The most striking comment in data analyst James Chung’s rather depressing presentation of Wichita’s social and economic woes (Sept. 23 Eagle) came near the end. In speaking of the common denominators shared by cities that have pulled through challenging times, Chung identified a degree of acceptance: “They put their differences aside. Leaders came together and decided, you know, we are stuck with each other, so let’s (make) this a better city.”
His phrase that marked the moment of acceptance – “we are stuck with each other” – is the one that communicates the reality of our situation most strongly, I think. For my part, it reminds me of a billboard.
About 10 years ago, one of our local entrepreneurs decided to launch a new publishing venture. It never got very far off the ground, and the advertising campaign for Wichita City Paper is probably the clearest memory most people have of it. It showed a range of diverse Wichita faces, staring out from a black background, with stark white lettering underneath: “Face it. You’re in Wichita.”
That billboard struck an essential truth common to a great many midsize cities that are not part of an extended urban agglomeration but rather form their own geographic centers. Many people in such cities are tempted to believe their home could be something else. Perhaps they see it as an oversized rural town, not that different from so many of their surrounding communities. Or they imagine that it is on the cusp of a great metropolitan explosion and soon will be – in terms of jobs, the arts and more – networked in with the great global cities of the world.
But, of course, neither of those is true. Wichita, like so many other cities of middling size, is not likely to be a central node in the globalized flow of information, culture and wealth, and it is not still a quaint, homogeneous farming village at heart. It is, instead, a big city – but not all that big. That is its burden, but maybe its opportunity, too.
To make a case for sticking with Wichita – for investing in it and improving it – means, first and foremost, facing up to what it is: a city of great (but not unlimited) human and economic resources, resources that need to be used for the public good, even if that good doesn’t perfectly match the ideological preferences of each and every person who lives here.

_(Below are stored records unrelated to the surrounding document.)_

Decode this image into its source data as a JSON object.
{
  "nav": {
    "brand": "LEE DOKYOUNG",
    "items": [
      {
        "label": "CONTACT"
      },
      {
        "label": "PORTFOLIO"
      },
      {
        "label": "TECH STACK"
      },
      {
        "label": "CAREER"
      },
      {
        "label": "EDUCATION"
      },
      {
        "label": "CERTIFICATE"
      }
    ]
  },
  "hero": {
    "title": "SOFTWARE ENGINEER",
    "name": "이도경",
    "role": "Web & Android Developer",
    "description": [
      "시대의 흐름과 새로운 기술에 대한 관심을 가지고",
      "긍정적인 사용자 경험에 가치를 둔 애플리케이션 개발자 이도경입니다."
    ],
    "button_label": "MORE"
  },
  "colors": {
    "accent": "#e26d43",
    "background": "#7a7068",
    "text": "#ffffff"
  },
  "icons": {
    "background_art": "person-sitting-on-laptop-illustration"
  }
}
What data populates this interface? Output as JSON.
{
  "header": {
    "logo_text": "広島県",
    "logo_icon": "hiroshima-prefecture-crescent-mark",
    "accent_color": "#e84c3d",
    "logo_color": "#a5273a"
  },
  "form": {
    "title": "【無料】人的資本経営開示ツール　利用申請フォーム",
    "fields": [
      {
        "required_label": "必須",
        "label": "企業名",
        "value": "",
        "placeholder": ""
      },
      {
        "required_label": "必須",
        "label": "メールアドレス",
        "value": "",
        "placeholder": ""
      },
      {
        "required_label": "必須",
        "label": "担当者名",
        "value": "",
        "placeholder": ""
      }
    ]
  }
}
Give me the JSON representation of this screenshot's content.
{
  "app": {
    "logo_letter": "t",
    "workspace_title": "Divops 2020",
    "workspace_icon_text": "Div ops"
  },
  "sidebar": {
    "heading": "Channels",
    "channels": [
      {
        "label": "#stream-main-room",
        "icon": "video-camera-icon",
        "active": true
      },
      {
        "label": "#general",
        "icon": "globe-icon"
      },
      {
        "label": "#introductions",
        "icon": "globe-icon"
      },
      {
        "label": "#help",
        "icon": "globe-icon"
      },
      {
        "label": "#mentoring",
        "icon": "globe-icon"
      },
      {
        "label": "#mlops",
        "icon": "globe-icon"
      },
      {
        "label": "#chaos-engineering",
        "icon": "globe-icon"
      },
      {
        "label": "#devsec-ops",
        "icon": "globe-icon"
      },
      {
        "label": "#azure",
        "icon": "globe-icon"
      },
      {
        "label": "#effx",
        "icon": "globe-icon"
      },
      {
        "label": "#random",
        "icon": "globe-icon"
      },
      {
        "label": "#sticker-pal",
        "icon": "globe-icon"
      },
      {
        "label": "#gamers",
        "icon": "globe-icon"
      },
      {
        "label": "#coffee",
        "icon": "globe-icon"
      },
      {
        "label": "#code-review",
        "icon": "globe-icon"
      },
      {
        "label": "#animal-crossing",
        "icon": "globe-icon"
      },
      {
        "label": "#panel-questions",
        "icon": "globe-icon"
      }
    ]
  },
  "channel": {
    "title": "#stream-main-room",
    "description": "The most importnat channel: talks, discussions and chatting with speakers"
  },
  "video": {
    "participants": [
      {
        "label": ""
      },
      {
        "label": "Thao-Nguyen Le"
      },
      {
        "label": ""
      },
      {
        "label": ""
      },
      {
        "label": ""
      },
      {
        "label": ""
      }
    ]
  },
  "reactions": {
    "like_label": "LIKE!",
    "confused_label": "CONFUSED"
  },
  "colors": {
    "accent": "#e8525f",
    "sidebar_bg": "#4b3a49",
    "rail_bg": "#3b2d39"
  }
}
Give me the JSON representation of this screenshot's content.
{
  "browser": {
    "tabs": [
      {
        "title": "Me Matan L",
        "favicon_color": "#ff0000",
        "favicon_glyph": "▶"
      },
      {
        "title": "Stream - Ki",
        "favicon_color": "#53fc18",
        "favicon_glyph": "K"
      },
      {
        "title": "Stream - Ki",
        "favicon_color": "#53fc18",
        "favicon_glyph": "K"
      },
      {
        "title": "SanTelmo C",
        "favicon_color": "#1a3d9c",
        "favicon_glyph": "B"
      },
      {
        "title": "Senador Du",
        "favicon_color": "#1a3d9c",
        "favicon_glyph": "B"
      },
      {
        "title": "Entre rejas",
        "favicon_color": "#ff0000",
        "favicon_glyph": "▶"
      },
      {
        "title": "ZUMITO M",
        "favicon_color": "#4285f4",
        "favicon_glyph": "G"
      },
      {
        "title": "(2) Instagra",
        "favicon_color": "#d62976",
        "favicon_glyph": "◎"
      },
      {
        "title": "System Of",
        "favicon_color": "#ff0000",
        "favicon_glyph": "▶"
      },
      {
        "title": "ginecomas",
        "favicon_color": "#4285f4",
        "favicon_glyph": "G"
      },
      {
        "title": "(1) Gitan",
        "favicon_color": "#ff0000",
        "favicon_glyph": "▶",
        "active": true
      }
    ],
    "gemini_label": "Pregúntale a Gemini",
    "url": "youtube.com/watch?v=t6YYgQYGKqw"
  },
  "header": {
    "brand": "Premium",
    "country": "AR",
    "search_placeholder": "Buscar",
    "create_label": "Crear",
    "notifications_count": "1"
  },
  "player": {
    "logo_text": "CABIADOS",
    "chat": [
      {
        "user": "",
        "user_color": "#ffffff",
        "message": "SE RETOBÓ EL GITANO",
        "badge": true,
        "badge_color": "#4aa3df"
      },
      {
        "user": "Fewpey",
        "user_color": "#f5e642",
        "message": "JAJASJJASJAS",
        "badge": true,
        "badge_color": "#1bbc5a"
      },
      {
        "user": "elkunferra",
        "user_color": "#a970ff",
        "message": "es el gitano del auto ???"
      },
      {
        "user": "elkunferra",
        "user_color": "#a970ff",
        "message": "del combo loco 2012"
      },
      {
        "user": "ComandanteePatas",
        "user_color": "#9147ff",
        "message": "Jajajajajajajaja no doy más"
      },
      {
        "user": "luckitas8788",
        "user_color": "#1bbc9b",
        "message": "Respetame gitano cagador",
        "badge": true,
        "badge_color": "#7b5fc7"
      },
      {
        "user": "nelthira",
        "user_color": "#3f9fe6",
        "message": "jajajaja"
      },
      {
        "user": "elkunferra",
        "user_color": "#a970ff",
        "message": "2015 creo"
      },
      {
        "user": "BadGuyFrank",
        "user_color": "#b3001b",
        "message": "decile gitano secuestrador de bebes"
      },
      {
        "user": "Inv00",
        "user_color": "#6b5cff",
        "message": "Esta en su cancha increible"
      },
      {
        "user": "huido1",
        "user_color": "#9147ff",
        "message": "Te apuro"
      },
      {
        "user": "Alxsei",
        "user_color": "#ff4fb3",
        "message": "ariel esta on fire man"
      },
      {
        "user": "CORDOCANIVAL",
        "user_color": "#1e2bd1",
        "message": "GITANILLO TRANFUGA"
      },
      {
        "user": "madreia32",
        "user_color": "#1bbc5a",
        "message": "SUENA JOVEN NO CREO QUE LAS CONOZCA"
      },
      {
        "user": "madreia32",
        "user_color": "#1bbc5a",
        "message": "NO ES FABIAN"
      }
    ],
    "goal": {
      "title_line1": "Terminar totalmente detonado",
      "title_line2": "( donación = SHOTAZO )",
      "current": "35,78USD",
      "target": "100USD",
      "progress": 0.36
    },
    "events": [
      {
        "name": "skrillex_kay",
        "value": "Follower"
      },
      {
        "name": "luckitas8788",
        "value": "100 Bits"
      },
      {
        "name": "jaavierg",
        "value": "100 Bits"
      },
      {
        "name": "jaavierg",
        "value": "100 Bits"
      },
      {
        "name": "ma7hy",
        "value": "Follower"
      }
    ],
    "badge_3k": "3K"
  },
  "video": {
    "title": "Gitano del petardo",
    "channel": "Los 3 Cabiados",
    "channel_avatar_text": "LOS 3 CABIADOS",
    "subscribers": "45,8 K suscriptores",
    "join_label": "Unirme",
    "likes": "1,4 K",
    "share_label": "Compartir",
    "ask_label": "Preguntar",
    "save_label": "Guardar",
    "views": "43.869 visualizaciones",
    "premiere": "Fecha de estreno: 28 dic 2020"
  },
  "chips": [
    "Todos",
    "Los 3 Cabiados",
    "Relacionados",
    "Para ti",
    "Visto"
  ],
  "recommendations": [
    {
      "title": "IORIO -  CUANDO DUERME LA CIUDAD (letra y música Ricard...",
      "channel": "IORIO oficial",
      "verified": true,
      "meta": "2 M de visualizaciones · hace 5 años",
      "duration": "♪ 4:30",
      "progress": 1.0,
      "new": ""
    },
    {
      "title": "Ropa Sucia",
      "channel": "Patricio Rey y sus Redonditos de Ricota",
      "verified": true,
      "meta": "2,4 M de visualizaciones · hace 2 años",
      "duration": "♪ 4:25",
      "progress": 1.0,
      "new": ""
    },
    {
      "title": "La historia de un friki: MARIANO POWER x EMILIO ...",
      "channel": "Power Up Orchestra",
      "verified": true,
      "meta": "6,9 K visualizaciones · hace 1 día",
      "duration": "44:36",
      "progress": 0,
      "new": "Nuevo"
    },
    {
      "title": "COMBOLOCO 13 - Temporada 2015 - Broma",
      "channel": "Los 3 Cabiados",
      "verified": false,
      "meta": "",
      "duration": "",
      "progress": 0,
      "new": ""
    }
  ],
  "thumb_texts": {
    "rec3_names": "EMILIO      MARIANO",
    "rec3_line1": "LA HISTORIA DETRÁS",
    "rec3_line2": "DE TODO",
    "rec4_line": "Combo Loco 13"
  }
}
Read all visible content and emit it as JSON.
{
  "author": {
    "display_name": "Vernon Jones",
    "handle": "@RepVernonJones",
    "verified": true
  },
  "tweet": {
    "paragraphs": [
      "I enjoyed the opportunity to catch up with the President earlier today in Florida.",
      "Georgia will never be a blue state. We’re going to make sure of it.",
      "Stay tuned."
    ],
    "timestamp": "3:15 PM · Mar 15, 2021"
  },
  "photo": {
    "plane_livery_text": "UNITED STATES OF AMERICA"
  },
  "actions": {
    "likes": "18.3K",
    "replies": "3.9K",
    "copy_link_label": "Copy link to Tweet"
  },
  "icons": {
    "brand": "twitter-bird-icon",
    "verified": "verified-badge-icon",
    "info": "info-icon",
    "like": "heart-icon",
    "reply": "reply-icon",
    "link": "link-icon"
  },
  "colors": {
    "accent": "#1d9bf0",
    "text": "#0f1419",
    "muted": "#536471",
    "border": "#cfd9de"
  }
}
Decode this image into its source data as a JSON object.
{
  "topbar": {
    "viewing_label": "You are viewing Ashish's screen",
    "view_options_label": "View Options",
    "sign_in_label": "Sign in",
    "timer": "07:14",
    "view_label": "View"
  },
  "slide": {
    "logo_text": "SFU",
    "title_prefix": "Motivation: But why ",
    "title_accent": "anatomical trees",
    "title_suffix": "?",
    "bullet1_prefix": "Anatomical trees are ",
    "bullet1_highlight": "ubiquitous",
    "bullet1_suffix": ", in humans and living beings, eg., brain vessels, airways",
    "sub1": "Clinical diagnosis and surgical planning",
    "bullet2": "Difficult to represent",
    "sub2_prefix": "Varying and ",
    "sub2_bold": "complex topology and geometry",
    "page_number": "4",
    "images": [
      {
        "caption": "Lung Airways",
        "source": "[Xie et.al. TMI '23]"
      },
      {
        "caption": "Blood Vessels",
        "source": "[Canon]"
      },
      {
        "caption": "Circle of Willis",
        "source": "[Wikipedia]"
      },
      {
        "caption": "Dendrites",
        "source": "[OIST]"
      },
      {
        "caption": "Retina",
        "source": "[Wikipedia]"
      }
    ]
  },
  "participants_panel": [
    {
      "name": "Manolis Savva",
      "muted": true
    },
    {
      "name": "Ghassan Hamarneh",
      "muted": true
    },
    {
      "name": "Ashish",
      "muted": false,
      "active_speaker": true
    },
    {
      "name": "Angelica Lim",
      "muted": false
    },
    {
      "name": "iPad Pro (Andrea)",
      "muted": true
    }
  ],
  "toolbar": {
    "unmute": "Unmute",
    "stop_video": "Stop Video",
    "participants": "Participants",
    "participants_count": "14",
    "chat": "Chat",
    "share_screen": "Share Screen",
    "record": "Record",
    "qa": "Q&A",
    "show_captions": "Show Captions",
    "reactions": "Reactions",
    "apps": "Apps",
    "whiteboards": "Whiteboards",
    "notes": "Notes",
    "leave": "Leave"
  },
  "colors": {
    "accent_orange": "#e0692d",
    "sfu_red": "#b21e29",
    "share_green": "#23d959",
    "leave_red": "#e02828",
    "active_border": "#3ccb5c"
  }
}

People find themselves sticking with particular places for endless numbers of reasons – family, jobs, church, friends, schools, children and more. To take pride in these places – in fact, to see in that commitment to a place, and the compromises doing so will entail, something positive, something ennobling – means a facing of reality. In our case, that means setting aside both libertarian-pastoral and progressive-urban fantasies.
There is something to be said for midsize cities that reflect some perspective on how to face up to the challenges of building culturally and economically attractive and rewarding civic spaces today. Wichita could offer that perspective – but only if citizens and leaders alike face up to what we have, and stick with it, rather than wishing it was actually something else.
Russell Arben Fox is a professor of political science at Friends University.